» Stored data:
#####
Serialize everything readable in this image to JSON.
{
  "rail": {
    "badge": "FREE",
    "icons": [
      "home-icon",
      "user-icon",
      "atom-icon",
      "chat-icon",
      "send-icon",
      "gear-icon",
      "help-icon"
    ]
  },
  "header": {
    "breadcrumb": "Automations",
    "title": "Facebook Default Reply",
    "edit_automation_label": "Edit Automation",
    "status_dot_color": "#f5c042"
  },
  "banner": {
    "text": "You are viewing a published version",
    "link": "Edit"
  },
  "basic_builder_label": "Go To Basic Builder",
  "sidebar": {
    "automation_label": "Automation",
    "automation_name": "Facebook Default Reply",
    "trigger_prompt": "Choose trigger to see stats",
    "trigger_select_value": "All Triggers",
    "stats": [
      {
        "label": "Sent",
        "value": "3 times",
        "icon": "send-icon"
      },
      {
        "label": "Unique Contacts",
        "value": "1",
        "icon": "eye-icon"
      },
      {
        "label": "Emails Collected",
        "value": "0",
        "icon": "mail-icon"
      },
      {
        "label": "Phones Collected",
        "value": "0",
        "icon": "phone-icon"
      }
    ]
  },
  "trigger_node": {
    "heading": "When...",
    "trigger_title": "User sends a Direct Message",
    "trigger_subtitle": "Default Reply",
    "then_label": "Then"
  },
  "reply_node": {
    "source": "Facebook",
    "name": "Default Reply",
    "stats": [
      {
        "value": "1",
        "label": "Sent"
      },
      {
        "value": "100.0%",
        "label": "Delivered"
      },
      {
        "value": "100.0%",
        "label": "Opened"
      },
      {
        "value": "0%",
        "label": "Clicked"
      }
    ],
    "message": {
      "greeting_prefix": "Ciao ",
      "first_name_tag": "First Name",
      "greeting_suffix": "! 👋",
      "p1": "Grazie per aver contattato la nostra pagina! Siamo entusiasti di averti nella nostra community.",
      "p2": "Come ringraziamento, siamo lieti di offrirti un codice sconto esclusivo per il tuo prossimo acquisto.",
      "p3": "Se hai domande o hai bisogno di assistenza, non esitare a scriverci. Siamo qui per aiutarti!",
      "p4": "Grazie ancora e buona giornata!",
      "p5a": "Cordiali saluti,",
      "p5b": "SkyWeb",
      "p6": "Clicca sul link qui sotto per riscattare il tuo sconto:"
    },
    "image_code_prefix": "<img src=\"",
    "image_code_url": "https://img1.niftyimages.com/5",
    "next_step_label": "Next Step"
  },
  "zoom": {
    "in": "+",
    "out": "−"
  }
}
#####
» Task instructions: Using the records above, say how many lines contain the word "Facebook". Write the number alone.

» Finished task: 3